> _TRY IT_: Throughout the material below, count each line in which the word "value" appears, then reply with the count only.

> _MATERIAL PROVIDED_:
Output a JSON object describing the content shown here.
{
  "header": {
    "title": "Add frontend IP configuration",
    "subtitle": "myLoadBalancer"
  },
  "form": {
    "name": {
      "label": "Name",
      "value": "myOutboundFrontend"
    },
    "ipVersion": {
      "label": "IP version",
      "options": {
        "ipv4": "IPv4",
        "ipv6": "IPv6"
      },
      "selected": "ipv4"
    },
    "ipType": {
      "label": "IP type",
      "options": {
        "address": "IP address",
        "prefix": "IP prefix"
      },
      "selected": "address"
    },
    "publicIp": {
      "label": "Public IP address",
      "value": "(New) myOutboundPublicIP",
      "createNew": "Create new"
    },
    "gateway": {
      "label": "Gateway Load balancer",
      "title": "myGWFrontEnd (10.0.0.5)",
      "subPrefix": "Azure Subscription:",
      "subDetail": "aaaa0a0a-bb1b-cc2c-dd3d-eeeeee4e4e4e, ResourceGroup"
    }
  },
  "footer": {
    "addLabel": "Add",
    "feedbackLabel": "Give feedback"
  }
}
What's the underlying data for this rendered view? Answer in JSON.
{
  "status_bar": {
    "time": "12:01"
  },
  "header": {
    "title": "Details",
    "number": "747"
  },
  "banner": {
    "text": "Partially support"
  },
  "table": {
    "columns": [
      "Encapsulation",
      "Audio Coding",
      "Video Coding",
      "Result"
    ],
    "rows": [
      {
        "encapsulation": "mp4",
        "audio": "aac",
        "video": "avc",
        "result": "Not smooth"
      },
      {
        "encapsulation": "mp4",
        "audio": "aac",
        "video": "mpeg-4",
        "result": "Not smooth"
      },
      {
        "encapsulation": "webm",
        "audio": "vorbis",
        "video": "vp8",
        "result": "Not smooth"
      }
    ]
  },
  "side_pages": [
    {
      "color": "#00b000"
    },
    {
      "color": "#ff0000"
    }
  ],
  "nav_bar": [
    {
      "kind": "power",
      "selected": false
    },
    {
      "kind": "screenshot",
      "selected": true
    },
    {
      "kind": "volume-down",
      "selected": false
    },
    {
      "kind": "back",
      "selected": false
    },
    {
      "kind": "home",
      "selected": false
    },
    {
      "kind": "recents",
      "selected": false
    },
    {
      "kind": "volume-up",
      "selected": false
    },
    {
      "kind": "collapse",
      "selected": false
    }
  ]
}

> _REPLY TO THE TASK_: 2